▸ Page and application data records
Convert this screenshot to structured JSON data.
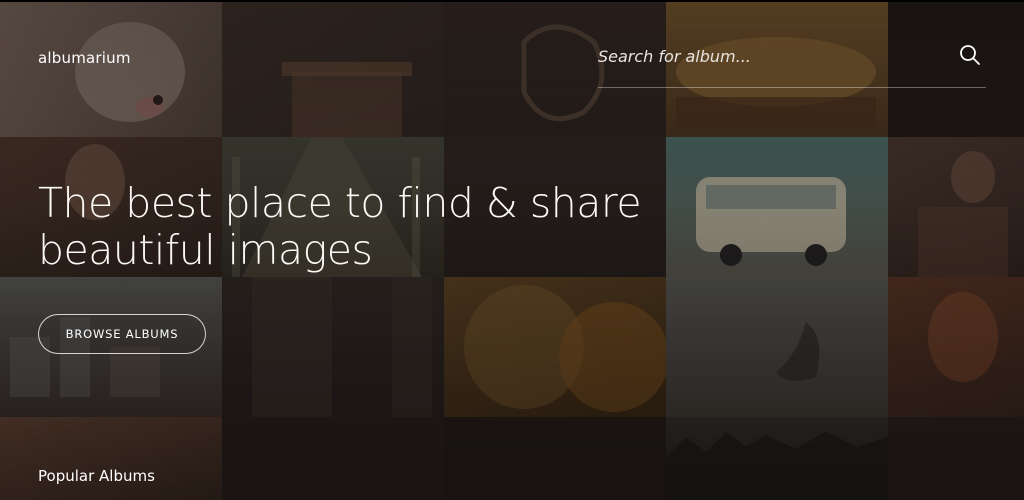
{
  "brand": "albumarium",
  "search": {
    "placeholder": "Search for album..."
  },
  "hero": {
    "title_line1": "The best place to find & share",
    "title_line2": "beautiful images",
    "browse_label": "BROWSE ALBUMS"
  },
  "popular_heading": "Popular Albums",
  "icons": {
    "search": "search-icon"
  },
  "colors": {
    "background": "#1a1513",
    "text": "#ffffff"
  },
  "tiles": [
    {
      "name": "tile-white-dog",
      "color": "#6b5a52"
    },
    {
      "name": "tile-chair",
      "color": "#3a2e29"
    },
    {
      "name": "tile-ornament",
      "color": "#2d2421"
    },
    {
      "name": "tile-sandwich",
      "color": "#6a4a2a"
    },
    {
      "name": "tile-dark",
      "color": "#1f1917"
    },
    {
      "name": "tile-woman",
      "color": "#3a2b24"
    },
    {
      "name": "tile-garden-path",
      "color": "#3c3a2c"
    },
    {
      "name": "tile-fence",
      "color": "#2a2321"
    },
    {
      "name": "tile-vw-bus",
      "color": "#5b5e58"
    },
    {
      "name": "tile-man-reading",
      "color": "#3d2c27"
    },
    {
      "name": "tile-city",
      "color": "#44484a"
    },
    {
      "name": "tile-building",
      "color": "#2b2522"
    },
    {
      "name": "tile-lion-tiger",
      "color": "#5a3f21"
    },
    {
      "name": "tile-pelican",
      "color": "#4b4a45"
    },
    {
      "name": "tile-redhead",
      "color": "#4a2e25"
    },
    {
      "name": "tile-corgi",
      "color": "#5d4436"
    },
    {
      "name": "tile-dark-2",
      "color": "#252020"
    },
    {
      "name": "tile-dark-3",
      "color": "#221c1b"
    },
    {
      "name": "tile-trees",
      "color": "#2d2a28"
    },
    {
      "name": "tile-dark-4",
      "color": "#2a2220"
    }
  ]
}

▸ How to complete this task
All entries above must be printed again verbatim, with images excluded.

▸ Solution
Convert this screenshot to structured JSON data.
{
  "brand": "albumarium",
  "search": {
    "placeholder": "Search for album..."
  },
  "hero": {
    "title_line1": "The best place to find & share",
    "title_line2": "beautiful images",
    "browse_label": "BROWSE ALBUMS"
  },
  "popular_heading": "Popular Albums",
  "icons": {
    "search": "search-icon"
  },
  "colors": {
    "background": "#1a1513",
    "text": "#ffffff"
  },
  "tiles": [
    {
      "name": "tile-white-dog",
      "color": "#6b5a52"
    },
    {
      "name": "tile-chair",
      "color": "#3a2e29"
    },
    {
      "name": "tile-ornament",
      "color": "#2d2421"
    },
    {
      "name": "tile-sandwich",
      "color": "#6a4a2a"
    },
    {
      "name": "tile-dark",
      "color": "#1f1917"
    },
    {
      "name": "tile-woman",
      "color": "#3a2b24"
    },
    {
      "name": "tile-garden-path",
      "color": "#3c3a2c"
    },
    {
      "name": "tile-fence",
      "color": "#2a2321"
    },
    {
      "name": "tile-vw-bus",
      "color": "#5b5e58"
    },
    {
      "name": "tile-man-reading",
      "color": "#3d2c27"
    },
    {
      "name": "tile-city",
      "color": "#44484a"
    },
    {
      "name": "tile-building",
      "color": "#2b2522"
    },
    {
      "name": "tile-lion-tiger",
      "color": "#5a3f21"
    },
    {
      "name": "tile-pelican",
      "color": "#4b4a45"
    },
    {
      "name": "tile-redhead",
      "color": "#4a2e25"
    },
    {
      "name": "tile-corgi",
      "color": "#5d4436"
    },
    {
      "name": "tile-dark-2",
      "color": "#252020"
    },
    {
      "name": "tile-dark-3",
      "color": "#221c1b"
    },
    {
      "name": "tile-trees",
      "color": "#2d2a28"
    },
    {
      "name": "tile-dark-4",
      "color": "#2a2220"
    }
  ]
}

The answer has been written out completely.